An integrated process needs to be implemented where the security engineering team can easily execute application security tests, identify security defects, pass defects to the Dev team, validate that the fix is correct, and close the fixed ones.

A Secure Software Development Lifecycle (SSDL) process assumes necessary changes and limitations of the existing software engineering process. Procedures, regulations, requirements, and standards of secure software development should be documented, published for all key stakeholders, and reflected in the company’s policies.


Organizational and technical measures for a secure software development process should be used. Implementation of best practices for secure software development transitions into continuous process improvement. Quantitative security metrics and KPIs need to be defined, documented, and measured.


Creating a Software Security Group (SSG) is one of the key components of organizational readiness for DevSecOps. SSG accumulates and disseminates knowledge across the organization and defines new roles and responsibilities for management and the required technical experts.


The software engineering industry struggles to find enough quality security resources to support the growing scale of software engineering.
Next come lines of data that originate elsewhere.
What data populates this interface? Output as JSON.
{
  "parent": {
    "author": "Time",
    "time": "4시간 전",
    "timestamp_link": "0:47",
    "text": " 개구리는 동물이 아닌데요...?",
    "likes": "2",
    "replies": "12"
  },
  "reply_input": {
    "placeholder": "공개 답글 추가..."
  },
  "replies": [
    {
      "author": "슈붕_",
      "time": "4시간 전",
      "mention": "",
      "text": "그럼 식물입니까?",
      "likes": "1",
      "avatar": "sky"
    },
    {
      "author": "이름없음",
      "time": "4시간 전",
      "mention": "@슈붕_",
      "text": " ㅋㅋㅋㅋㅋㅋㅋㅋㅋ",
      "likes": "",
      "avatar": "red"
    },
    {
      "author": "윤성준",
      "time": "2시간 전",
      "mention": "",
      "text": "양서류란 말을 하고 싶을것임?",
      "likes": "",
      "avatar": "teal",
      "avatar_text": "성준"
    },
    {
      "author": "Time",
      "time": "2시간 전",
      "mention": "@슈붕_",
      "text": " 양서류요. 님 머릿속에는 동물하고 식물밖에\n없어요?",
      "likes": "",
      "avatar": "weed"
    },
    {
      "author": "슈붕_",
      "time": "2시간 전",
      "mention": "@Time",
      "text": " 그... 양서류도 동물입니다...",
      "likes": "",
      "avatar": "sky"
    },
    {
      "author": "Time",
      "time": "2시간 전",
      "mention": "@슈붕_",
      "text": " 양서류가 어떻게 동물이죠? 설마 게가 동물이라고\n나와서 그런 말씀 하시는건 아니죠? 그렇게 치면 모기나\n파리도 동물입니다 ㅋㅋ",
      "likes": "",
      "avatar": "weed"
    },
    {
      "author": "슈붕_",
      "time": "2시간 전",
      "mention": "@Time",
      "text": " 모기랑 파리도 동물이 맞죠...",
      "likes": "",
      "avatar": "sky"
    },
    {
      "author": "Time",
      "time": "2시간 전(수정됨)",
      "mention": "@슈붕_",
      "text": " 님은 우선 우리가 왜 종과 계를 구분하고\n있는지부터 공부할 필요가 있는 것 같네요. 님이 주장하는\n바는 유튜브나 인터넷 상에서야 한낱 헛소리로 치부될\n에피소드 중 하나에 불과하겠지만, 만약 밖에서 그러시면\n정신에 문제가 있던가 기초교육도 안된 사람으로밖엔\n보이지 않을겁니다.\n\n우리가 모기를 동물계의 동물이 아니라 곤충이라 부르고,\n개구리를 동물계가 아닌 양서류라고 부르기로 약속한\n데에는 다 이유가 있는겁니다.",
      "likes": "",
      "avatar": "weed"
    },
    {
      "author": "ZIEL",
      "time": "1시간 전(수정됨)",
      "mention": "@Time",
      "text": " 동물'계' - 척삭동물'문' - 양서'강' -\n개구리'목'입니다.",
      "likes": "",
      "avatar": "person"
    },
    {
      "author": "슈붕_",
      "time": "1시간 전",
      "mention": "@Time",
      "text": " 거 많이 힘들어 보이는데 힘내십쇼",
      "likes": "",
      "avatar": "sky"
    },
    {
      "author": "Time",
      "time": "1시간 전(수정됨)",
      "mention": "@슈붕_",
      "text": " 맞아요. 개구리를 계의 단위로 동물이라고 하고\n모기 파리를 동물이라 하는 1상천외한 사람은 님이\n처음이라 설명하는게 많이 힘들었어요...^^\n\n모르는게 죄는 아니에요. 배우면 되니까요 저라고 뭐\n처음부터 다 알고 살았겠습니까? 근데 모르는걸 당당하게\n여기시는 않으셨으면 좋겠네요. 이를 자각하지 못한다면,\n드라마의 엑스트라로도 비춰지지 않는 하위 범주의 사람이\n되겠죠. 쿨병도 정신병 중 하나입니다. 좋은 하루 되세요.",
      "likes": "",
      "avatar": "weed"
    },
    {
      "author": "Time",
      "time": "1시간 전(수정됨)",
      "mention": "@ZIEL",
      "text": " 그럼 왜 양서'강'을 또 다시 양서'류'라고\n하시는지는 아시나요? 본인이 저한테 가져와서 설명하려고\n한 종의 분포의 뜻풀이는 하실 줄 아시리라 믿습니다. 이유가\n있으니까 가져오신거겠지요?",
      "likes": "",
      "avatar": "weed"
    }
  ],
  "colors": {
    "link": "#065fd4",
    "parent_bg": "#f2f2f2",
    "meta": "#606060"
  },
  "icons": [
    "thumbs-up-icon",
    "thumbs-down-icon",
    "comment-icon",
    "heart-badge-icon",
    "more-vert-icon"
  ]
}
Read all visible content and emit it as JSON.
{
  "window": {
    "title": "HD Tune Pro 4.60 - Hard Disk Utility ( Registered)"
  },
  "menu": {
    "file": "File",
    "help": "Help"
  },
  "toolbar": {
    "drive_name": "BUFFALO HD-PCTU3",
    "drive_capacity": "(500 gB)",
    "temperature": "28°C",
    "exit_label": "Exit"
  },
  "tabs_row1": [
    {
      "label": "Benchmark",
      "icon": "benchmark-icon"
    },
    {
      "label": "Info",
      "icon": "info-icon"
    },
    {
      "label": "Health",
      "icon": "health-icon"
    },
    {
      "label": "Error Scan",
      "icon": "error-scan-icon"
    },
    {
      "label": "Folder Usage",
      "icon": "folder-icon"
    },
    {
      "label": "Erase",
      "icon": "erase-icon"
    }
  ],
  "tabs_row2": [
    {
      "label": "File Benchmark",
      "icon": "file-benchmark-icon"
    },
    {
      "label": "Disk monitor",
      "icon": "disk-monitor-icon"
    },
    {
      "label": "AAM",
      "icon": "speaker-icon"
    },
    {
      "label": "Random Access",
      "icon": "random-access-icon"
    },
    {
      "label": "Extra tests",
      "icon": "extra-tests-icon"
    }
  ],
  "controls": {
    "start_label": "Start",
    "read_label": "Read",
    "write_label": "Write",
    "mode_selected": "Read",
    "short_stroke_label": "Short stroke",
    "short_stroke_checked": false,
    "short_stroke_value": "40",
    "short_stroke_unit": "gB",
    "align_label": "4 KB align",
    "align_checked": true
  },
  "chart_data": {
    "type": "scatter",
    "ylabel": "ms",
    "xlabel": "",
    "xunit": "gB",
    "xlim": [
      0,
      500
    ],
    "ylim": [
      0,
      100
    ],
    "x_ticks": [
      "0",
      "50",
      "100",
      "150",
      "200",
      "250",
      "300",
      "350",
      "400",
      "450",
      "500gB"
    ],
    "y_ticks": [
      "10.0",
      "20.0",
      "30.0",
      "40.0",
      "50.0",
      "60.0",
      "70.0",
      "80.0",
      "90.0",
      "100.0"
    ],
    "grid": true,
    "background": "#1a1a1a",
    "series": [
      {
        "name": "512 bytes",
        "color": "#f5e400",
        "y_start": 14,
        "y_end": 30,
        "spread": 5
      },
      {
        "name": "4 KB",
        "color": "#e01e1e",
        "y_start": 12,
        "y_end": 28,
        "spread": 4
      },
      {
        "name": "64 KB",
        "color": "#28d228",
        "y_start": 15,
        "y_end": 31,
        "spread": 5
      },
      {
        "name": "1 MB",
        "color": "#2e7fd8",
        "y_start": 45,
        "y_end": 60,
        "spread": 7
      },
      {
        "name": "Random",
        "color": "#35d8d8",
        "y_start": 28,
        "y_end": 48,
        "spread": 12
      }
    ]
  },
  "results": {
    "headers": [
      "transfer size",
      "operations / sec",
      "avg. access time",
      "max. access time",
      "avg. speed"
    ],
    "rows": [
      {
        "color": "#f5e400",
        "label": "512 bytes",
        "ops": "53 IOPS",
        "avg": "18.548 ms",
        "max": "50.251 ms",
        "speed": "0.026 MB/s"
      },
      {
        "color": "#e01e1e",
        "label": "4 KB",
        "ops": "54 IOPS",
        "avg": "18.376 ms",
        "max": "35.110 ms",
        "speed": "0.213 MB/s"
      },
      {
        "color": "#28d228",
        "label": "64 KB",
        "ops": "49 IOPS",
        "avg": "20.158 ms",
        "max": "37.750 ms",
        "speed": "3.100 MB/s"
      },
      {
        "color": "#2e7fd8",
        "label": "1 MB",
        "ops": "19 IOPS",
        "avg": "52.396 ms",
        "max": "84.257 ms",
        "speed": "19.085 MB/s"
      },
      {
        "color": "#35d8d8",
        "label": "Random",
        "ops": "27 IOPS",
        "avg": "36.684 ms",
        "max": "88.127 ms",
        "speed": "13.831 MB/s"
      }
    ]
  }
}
Therefore, finding members of your company who are open to focusing their careers towards security is critical to the success of the DevSecOps transformation. Glenn Wilson (see detailssee details: Glenn Wilson, “DevSecOps. A leader’s guide to producing secure software without compromising flow, feedback and continues improvement”. First published in Great Britain in 2020 by Rethink Press) calls these people Security Champions. They will help other team members improving the security of software products/services they build.


Members of software development teams, security teams, and other stakeholders involved in the SSDL should be trained on procedures, regulations, processes, requirements, and standards of secure software engineering.

Secure Software Engineering Culture

There are tools and processes that can help you evolve to a DevSecOps organization. But ultimately, DevSecOps is a culture that matches the four principles of building security into agile development as declared in the Agile Security Manifesto (see detailssee details: The Agile Security Manifesto, 2016):

1. Rely on developers and testers more than security specialists. Security shall be owned first and foremost by the software team that works on software development.

2. Secure while we work more than after we’re done. Security shall be built into the existing process of daily development and testing performed by the software team.

3. Implement features securely more than adding on security features. It is preferable to involve experienced professionals to implement specific security aspects inside the software, and do not expose security features to the control of the end user.

4. Mitigate risks more than fix bugs. Just fixing security bugs is not the right approach to security. We shall be focused on risk management and minimizing the business and users’ risks.


Engineering-led software businesses are shifting their working culture towards applying their security expertise as code for everyone’s benefit.